The chamber of the Ohio House of Representatives. Credit: Bob Hall / Flickr

Ohio legislators are now weighing two efforts to expand medical cannabis use, one that’s passed the Senate and one that’s passed the House, dramatically increasing the likelihood of some expansion this year. The most recent effort, HB60, which would add autism spectrum disorder to the current list of 21 accepted medical uses, easily passed the Ohio House Wednesday evening 77-14.

“We don’t see a problem with the Senate, in that several senators were reps when we first passed medical,” said Tim Johnson, a cannabis lobbyist and advocate.

“We’re glad to see HB60 pass through to the senate. We’re [also] optimistic about SB261 passing through the House,” said Andy Rayburn, president of the Ohio Medical Cannabis Industry Association.

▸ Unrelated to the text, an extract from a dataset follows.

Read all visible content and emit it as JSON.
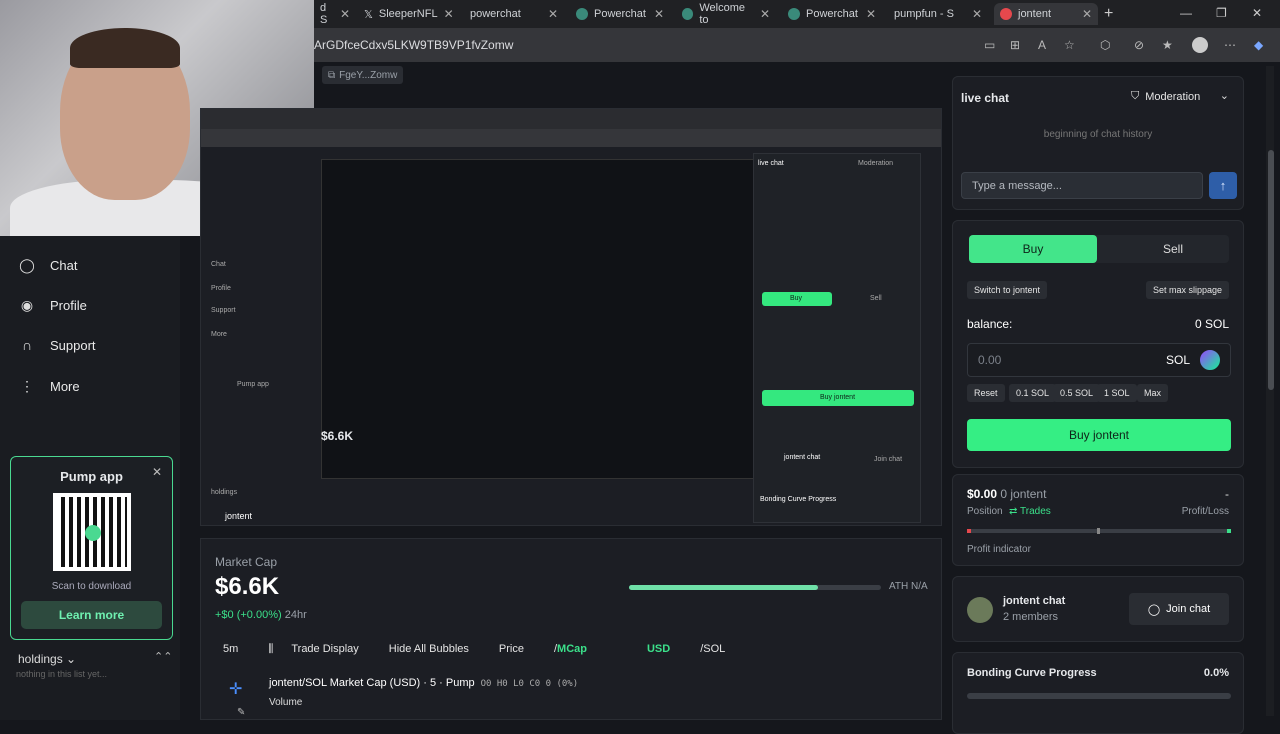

Last December, a more comprehensive effort to expand medical use, SB261, passed the Senate 26-5. That legislation also includes a plan to consolidate regulation under a single agency, rather than the current split between the Board of Pharmacy and Department of Commerce, significantly increases the number of dispensary licenses, and would more than double the allowed square footage for small, Level II cultivators.

While two bills expanding medical cannabis have each passed a chamber, three bills legalizing adult use await action in the chambers. Two proposed in the House and a third introduced as a result of a statutory petition by voters. 

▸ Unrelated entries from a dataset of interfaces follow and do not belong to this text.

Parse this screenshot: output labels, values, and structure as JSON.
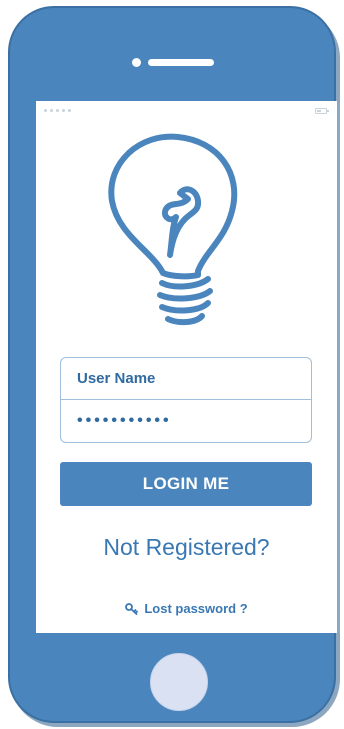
{
  "login": {
    "username_placeholder": "User Name",
    "password_mask": "•••••••••••",
    "button_label": "LOGIN ME",
    "not_registered": "Not Registered?",
    "lost_password": "Lost password ?"
  },
  "icons": {
    "hero": "lightbulb-icon",
    "lost_password": "key-icon"
  },
  "colors": {
    "phone_body": "#4a86bd",
    "accent_text": "#3a78b3",
    "field_border": "#9fbfdb",
    "home_button": "#d9e1f2"
  }
}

Last month Senate President Matt Huffman put a brick on all of those adult-use legalization efforts when he said, “I’m not going to bring it to the Senate floor. And if that means people want to go put it on the ballot, have at it.”

The statutory petition bill, organized by advocacy group Regulate Marijuana Like Alcohol, was introduced after the group gathered 136,729 Ohio voter signatures. Now Senate Pres. Hoffman’s brick sits on the bill as the legislature is granted four months to consider the bill. Once that time expires Regulate Marijuana Like Alcohol can run a new petition to put the measure on the November ballot.

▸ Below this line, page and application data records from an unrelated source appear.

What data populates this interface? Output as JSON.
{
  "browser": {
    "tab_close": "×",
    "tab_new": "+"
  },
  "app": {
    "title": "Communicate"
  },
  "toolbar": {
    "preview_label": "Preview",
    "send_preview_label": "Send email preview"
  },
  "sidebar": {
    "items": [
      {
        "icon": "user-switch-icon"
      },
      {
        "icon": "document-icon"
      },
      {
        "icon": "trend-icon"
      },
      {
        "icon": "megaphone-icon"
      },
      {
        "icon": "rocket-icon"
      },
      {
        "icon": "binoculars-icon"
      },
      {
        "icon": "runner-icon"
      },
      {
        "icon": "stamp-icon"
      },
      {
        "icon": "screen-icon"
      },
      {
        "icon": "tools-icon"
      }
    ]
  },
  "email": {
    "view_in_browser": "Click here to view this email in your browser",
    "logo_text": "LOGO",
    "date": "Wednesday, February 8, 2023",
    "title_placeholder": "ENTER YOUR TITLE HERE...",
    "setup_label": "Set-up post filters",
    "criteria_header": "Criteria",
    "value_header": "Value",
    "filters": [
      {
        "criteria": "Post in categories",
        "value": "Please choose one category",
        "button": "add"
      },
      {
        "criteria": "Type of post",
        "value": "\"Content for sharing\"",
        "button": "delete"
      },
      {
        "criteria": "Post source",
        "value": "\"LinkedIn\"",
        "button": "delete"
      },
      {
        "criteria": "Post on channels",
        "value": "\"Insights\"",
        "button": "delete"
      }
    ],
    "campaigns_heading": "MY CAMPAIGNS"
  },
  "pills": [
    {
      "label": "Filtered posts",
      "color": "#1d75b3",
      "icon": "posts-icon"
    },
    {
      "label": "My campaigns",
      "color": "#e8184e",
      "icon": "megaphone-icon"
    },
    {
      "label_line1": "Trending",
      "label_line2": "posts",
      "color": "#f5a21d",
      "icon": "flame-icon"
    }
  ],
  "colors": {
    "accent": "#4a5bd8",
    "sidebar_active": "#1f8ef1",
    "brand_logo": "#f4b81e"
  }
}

“I hope they didn’t screw up their timing. The legislature could hold that bill until the end of May,” said Johnson. “That gives them June, and four to five weeks to collect 300,000 signatures. Iit has to be submitted in July to make the November ballot.”


Editor Mike is a co-founder and the editor of Grown In, a U.S. national cannabis industry newsletter and training company. His career has taken him from Capitol Hill to Chicago City Hall, from...